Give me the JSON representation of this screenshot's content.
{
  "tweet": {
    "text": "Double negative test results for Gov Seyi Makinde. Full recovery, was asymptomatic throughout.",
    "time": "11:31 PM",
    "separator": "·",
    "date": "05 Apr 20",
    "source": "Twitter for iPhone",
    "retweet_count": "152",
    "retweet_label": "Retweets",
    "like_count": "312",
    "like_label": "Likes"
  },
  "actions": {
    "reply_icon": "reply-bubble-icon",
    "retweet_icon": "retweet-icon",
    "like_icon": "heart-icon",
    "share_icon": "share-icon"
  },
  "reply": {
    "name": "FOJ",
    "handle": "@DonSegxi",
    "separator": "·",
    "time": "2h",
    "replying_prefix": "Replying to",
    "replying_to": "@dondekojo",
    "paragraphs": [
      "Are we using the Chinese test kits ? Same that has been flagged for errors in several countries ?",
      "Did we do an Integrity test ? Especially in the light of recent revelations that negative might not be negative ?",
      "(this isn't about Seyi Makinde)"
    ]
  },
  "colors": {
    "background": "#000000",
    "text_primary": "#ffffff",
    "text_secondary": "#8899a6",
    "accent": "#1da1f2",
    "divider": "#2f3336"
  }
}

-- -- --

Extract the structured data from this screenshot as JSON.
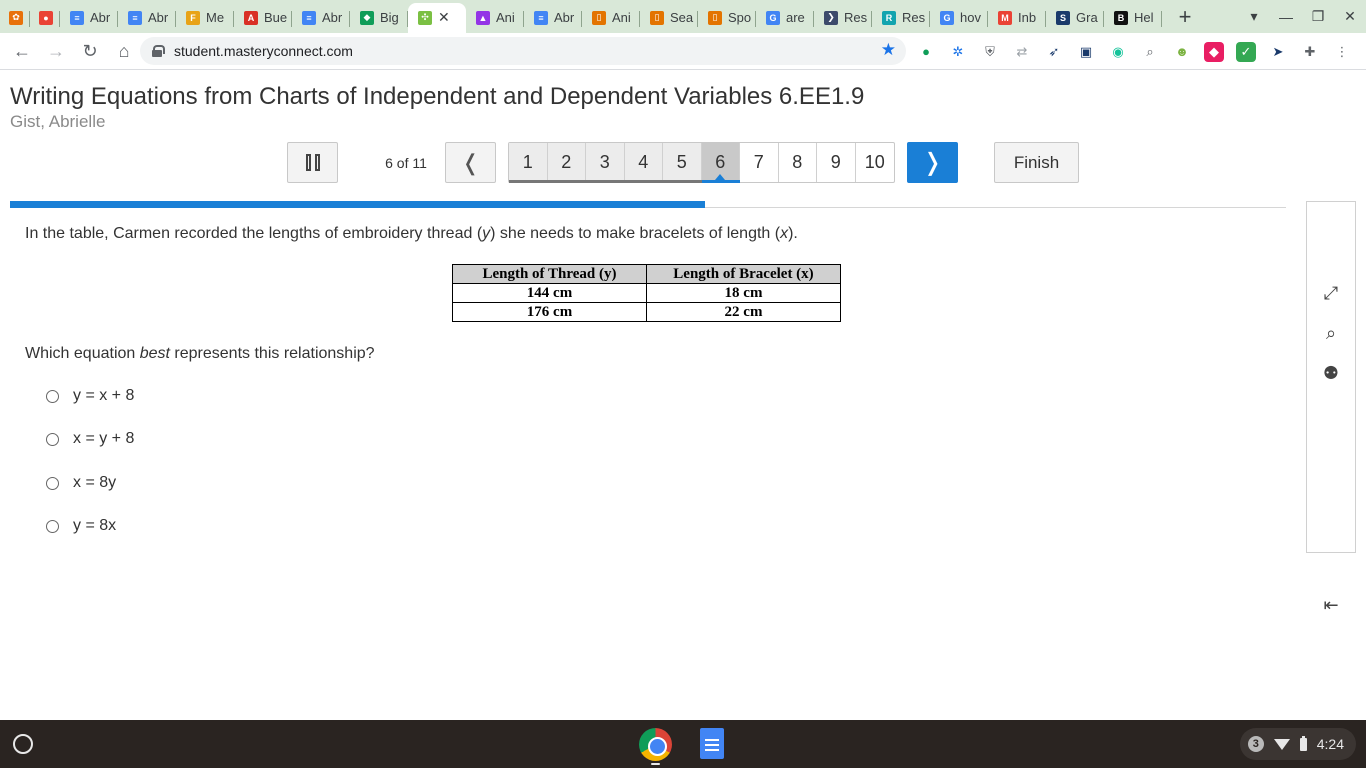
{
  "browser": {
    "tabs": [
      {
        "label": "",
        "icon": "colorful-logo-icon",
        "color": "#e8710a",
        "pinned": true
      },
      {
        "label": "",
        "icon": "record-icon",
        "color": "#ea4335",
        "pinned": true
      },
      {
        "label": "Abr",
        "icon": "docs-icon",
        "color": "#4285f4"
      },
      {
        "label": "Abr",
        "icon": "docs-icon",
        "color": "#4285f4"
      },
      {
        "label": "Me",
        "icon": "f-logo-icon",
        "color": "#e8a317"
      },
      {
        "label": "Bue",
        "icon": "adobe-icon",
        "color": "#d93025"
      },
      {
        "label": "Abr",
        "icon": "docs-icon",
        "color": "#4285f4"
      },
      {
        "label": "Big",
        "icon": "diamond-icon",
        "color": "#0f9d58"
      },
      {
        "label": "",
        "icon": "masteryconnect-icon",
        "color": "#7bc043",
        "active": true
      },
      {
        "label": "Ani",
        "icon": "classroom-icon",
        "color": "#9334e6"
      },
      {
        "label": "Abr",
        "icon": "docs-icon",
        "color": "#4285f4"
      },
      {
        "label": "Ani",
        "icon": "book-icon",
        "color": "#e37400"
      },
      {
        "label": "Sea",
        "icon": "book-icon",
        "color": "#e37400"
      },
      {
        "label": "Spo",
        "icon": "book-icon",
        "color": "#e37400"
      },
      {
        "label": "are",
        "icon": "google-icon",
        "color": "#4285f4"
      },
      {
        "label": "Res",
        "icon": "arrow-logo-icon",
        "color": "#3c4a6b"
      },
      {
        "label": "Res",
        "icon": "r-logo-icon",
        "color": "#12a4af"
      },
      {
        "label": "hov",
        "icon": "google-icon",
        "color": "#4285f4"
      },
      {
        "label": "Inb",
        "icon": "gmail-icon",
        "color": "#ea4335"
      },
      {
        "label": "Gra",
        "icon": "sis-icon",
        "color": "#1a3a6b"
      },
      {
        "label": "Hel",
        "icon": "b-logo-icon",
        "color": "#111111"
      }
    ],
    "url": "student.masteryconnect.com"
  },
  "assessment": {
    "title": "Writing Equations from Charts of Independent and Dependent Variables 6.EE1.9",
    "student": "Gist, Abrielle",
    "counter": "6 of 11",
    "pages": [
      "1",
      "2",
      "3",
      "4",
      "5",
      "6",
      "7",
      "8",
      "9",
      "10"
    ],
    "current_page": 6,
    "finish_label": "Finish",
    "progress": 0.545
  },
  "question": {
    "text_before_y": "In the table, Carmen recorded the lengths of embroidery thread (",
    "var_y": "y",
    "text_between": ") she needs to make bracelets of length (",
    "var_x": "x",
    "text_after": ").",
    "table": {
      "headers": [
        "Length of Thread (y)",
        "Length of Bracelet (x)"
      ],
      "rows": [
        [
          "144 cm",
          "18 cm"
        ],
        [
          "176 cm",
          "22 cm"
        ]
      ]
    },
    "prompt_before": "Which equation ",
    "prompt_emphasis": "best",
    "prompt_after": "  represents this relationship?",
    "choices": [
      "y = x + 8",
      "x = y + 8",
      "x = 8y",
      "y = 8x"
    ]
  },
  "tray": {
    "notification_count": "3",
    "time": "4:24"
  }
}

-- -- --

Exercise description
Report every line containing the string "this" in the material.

Expected answer
Give me the JSON representation of this screenshot's content.
      "(this isn't about Seyi Makinde)"
Extract the structured data from this screenshot as JSON.
    "prompt_after": "  represents this relationship?",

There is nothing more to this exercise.